p having no common factor with q, and m no common factor with n. Thus, np^{2}=mq^{2}. Every factor of q^{2} must divide np^{2}, and as p and q have no common factor, every factor of q^{2} must divide n. Hence,

n={\lambda}q^{2}, where \lambda is an integer. But, this involves m={\lambda}p^{2}: and as m and n have common factor, \lambda must be unity. Thus, m=p^{2} and n=q^{2}, as was to be proved. In particular, it follows by taking n=1, that an integer cannot be the square of a rational number, unless that rational number is itself integral.

it appears that our requirements involve the existence of a number x and a point P, not one of the rational points already constructed, such that A_{0}P=x and x^{2}=2; and, (as the reader will remember from elementary algebra) we write x = \sqrt {2}.

Alternate proof. 

The following alternate proof that no rational number can have its square equal to 2 is interesting.

Suppose, if possible, that p/q is a positive fraction, in its lowest terms such that (p/q)^{2}=2. It is easy to see that this involves (2q-p)^{2}=2(p-q)^{2}, and so \frac {2q-p}{p-q} is also another fraction having the same property. But, clearly,

q<p<2q and so p-q<q. Hence, there is another fraction equal to p/q and having a smaller denomination, which contradicts the assumption that p/q is in its lowest terms.

In the next blog, we shall look at examples,

More later,

Nalin Pithwa



Analysis — Chapter I Part I — Real Variables

Real Variables.

1Rational Numbers. A fraction r=p/q, where p and q are positive or negative integers, is called a rational number. We can assume (i) that p and q have no common factors, as if they have a common factor we can divide each of them by it, and (ii) that q is positive, since

p/(-q)=(-p)/q and (-p)/(-q)=p/q.

To the rational numbers thus defined we may add the “rational number 0” obtained by taking p=0.

We assume that you are familiar with the ordinary arithmetic rules for the manipulation of rational numbers. The examples which follow demand no knowledge beyond this.

Example I. 1. If r and s are rational numbers, then r+s, r-s, rs and r/s are rational numbers, unless in the last case s=0 (when r/s is meaningless, of course).

2. If \lambda, m, and n are positive rational numbers, and m>n, then

\lambda (m^{2}-n^{2}), 2\lambda mn, and \lambda (m^{2}+n^{2}) are positive rational numbers. Hence, show how to determine any number of right angled triangles the lengths of all of whose sides are rational.

Proof: Let the hypotenuse be \lambda (m^{2}+n^{2}) and the two arms of the right angled triangle be

2\lambda mn and \lambda (m^{2}-n^{2}). Then, the Pythagoras’s theorem holds. But, the sides and the hypotenuse are all rational.
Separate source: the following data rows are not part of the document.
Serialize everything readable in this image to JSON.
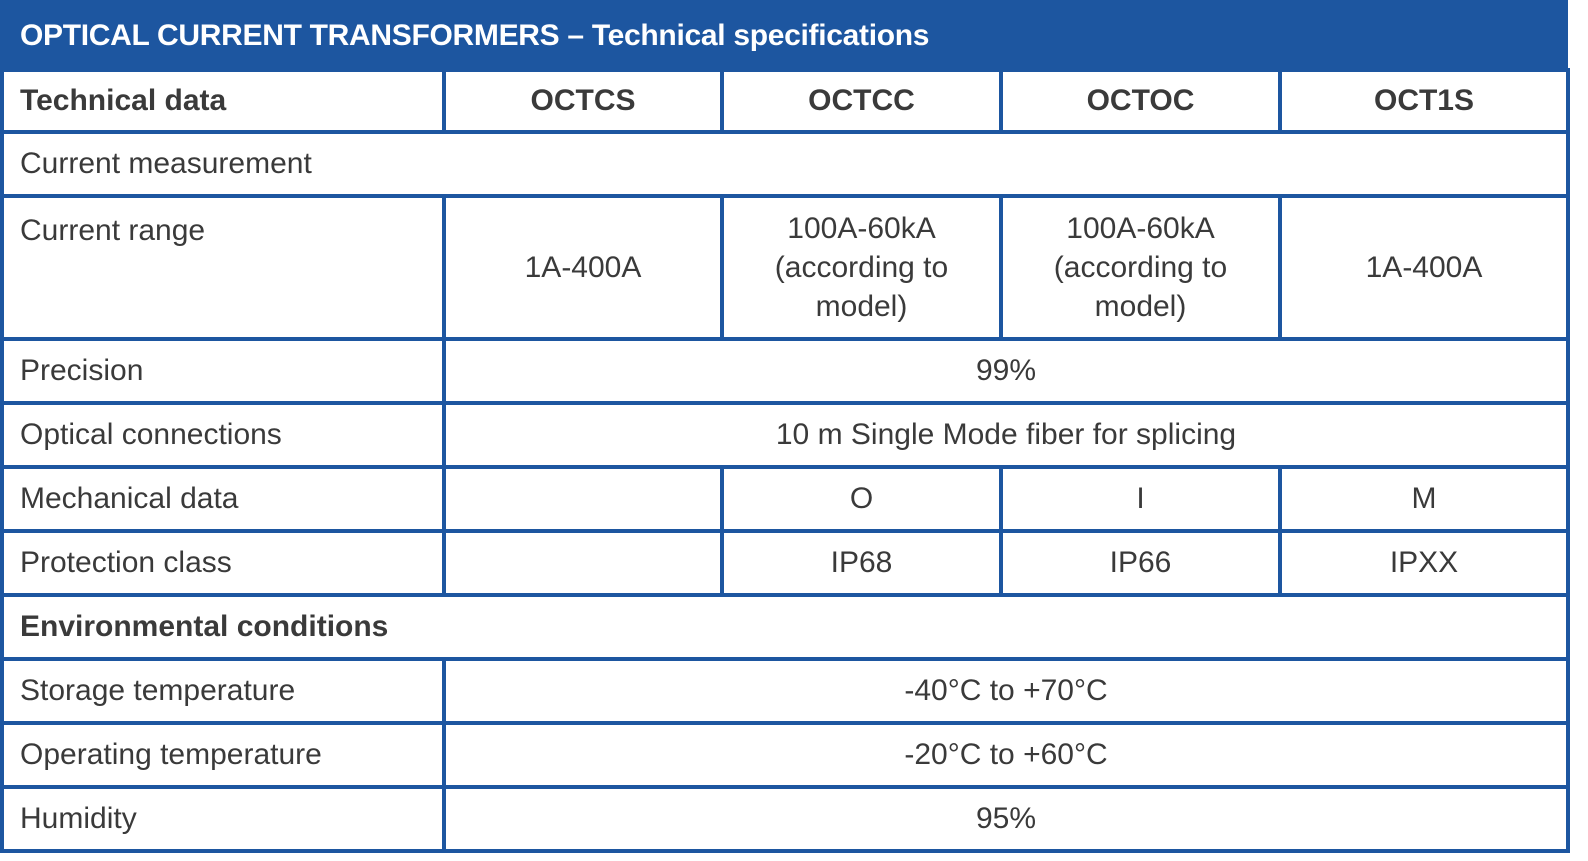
{
  "title": "OPTICAL CURRENT TRANSFORMERS – Technical specifications",
  "header": {
    "label": "Technical data",
    "models": [
      "OCTCS",
      "OCTCC",
      "OCTOC",
      "OCT1S"
    ]
  },
  "sections": {
    "current_measurement": "Current measurement",
    "environmental_conditions": "Environmental conditions"
  },
  "rows": {
    "current_range": {
      "label": "Current range",
      "values": [
        "1A-400A",
        "100A-60kA (according to model)",
        "100A-60kA (according to model)",
        "1A-400A"
      ]
    },
    "precision": {
      "label": "Precision",
      "value": "99%"
    },
    "optical_connections": {
      "label": "Optical connections",
      "value": "10 m Single Mode fiber for splicing"
    },
    "mechanical_data": {
      "label": "Mechanical data",
      "values": [
        "",
        "O",
        "I",
        "M"
      ]
    },
    "protection_class": {
      "label": "Protection class",
      "values": [
        "",
        "IP68",
        "IP66",
        "IPXX"
      ]
    },
    "storage_temperature": {
      "label": "Storage temperature",
      "value": "-40°C to +70°C"
    },
    "operating_temperature": {
      "label": "Operating temperature",
      "value": "-20°C to +60°C"
    },
    "humidity": {
      "label": "Humidity",
      "value": "95%"
    }
  },
  "colors": {
    "brand_blue": "#1d56a0",
    "text": "#3a3a3a"
  }
}
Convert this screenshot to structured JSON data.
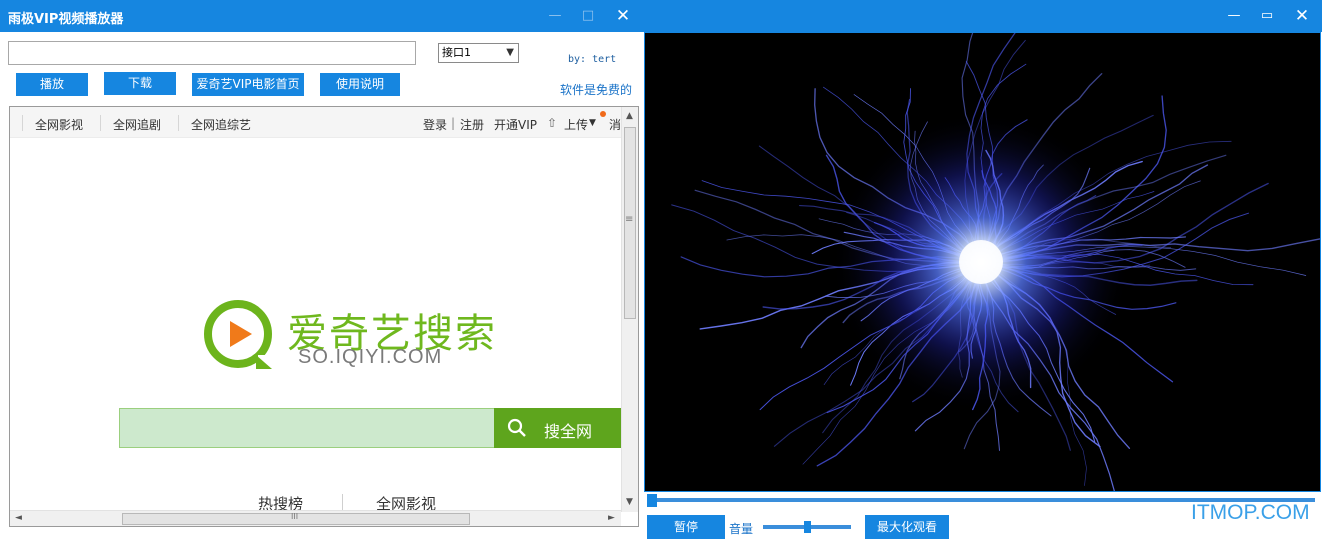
{
  "app": {
    "title": "雨极VIP视频播放器"
  },
  "controls": {
    "url_value": "",
    "interface_value": "接口1",
    "by_text": "by: tert",
    "free_text": "软件是免费的",
    "buttons": {
      "play": "播放",
      "download": "下载",
      "iqiyi_home": "爱奇艺VIP电影首页",
      "manual": "使用说明"
    }
  },
  "browser": {
    "nav_left": [
      "全网影视",
      "全网追剧",
      "全网追综艺"
    ],
    "nav_right": {
      "login": "登录",
      "sep": "|",
      "register": "注册",
      "vip": "开通VIP",
      "upload": "上传",
      "msg": "消"
    },
    "logo_title": "爱奇艺搜索",
    "logo_sub": "SO.IQIYI.COM",
    "search": {
      "value": "",
      "button": "搜全网"
    },
    "tabs": {
      "hot": "热搜榜",
      "all": "全网影视"
    },
    "scroll_grip": "≡",
    "hscroll_grip": "III"
  },
  "player": {
    "pause": "暂停",
    "volume_label": "音量",
    "volume_level": 0.47,
    "progress": 0.0,
    "maximize": "最大化观看"
  },
  "watermark": "ITMOP.COM",
  "colors": {
    "titlebar": "#1686e0",
    "green": "#5ea51d",
    "logo_orange": "#f07a1a"
  }
}
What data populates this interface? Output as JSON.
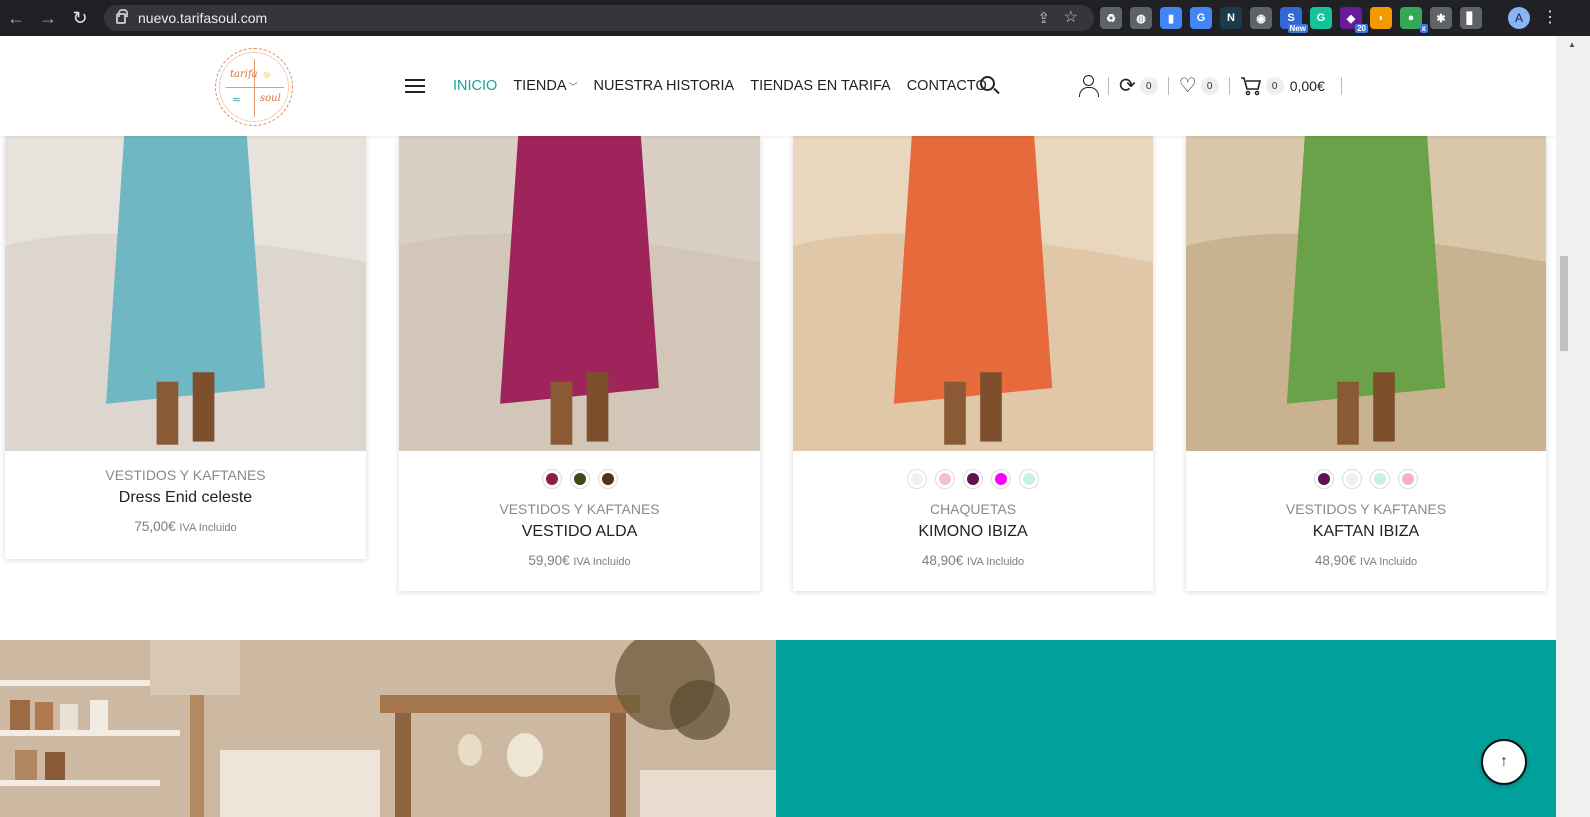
{
  "browser": {
    "url": "nuevo.tarifasoul.com",
    "extensions": [
      {
        "icon": "recycle-icon",
        "label": "♻",
        "color": "#5f6368"
      },
      {
        "icon": "globe-icon",
        "label": "◍",
        "color": "#5f6368"
      },
      {
        "icon": "docs-icon",
        "label": "▮",
        "color": "#4285f4"
      },
      {
        "icon": "translate-icon",
        "label": "G",
        "color": "#4285f4"
      },
      {
        "icon": "n-icon",
        "label": "N",
        "color": "#1b3a4b"
      },
      {
        "icon": "camera-icon",
        "label": "◉",
        "color": "#5f6368"
      },
      {
        "icon": "new-ext-icon",
        "label": "S",
        "color": "#3367d6",
        "badge": "New"
      },
      {
        "icon": "grammarly-icon",
        "label": "G",
        "color": "#15c39a"
      },
      {
        "icon": "hat-icon",
        "label": "◆",
        "color": "#6a1b9a",
        "badge": "20"
      },
      {
        "icon": "flame-icon",
        "label": "◗",
        "color": "#f29900"
      },
      {
        "icon": "globe-x-icon",
        "label": "●",
        "color": "#34a853",
        "badge": "x"
      },
      {
        "icon": "puzzle-icon",
        "label": "✱",
        "color": "#5f6368"
      },
      {
        "icon": "sidepanel-icon",
        "label": "▋",
        "color": "#5f6368"
      }
    ],
    "profile_initial": "A"
  },
  "header": {
    "logo_text_1": "tarifa",
    "logo_text_2": "soul",
    "nav": [
      {
        "label": "INICIO",
        "active": true
      },
      {
        "label": "TIENDA",
        "dropdown": true
      },
      {
        "label": "NUESTRA HISTORIA"
      },
      {
        "label": "TIENDAS EN TARIFA"
      },
      {
        "label": "CONTACTO"
      }
    ],
    "compare_count": "0",
    "wishlist_count": "0",
    "cart_count": "0",
    "cart_total": "0,00€"
  },
  "products": [
    {
      "category": "VESTIDOS Y KAFTANES",
      "name": "Dress Enid celeste",
      "price": "75,00€",
      "tax": "IVA Incluido",
      "swatches": [],
      "image_colors": [
        "#e7e2db",
        "#6fb7c3",
        "#d9d3cb"
      ]
    },
    {
      "category": "VESTIDOS Y KAFTANES",
      "name": "VESTIDO ALDA",
      "price": "59,90€",
      "tax": "IVA Incluido",
      "swatches": [
        "#8e1c4c",
        "#3d4a12",
        "#5a2e0e"
      ],
      "image_colors": [
        "#d9cfc4",
        "#a0245c",
        "#cfc3b5"
      ]
    },
    {
      "category": "CHAQUETAS",
      "name": "KIMONO IBIZA",
      "price": "48,90€",
      "tax": "IVA Incluido",
      "swatches": [
        "#f0f0f0",
        "#f3c0cc",
        "#5c1455",
        "#ff00ff",
        "#c8f2dc"
      ],
      "image_colors": [
        "#e8d6bd",
        "#e66a3c",
        "#dcc3a2"
      ]
    },
    {
      "category": "VESTIDOS Y KAFTANES",
      "name": "KAFTAN IBIZA",
      "price": "48,90€",
      "tax": "IVA Incluido",
      "swatches": [
        "#5c1455",
        "#f0f0f0",
        "#c8f2dc",
        "#f4b3c4"
      ],
      "image_colors": [
        "#d9c7a9",
        "#6aa24a",
        "#c4ad8a"
      ]
    }
  ],
  "accent_color": "#1aa39b",
  "section_teal": "#00a19b"
}
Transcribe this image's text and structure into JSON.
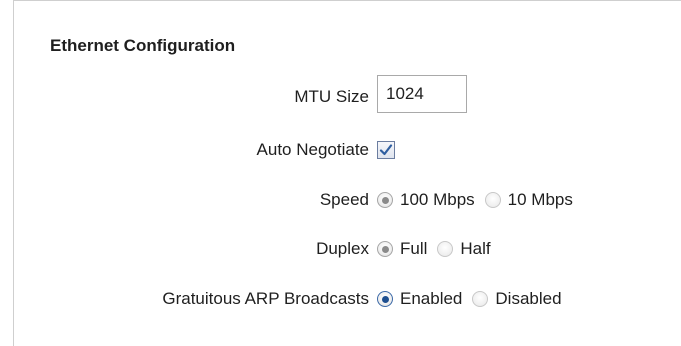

3. Any terminated decimal represents a rational  number whose denominator contains no  factors other than 2 or 5. Conversely, any such rational number can be expressed, and in one way only, as a terminated decimal.

(We will look into this matter a bit deeper, a little later).

4. The positive rational numbers may be arranged in the form of a simple series as follows:

1/1,2/1,1/2, 3/1,2/2, 1/3,4/1,3/2,2/3,1/4, \ldots.

Show that p/q is the \{ (1/2)(p+q-1)(p+q-2) +q \}th term of the series.

(In this series, every rational number is repeated indefinitely. Thus 1 occurs as 1/1, 2/2, 3/3, \ldots We can of course avoid this by omitting every number which has already occurred in a simple form, but then the problem of determining the precise position of p/q becomes more complicated.) Check this for yourself! If you do not get the answer, just write back in the comment section and I will help clarify the matter.

More later…

Nalin Pithwa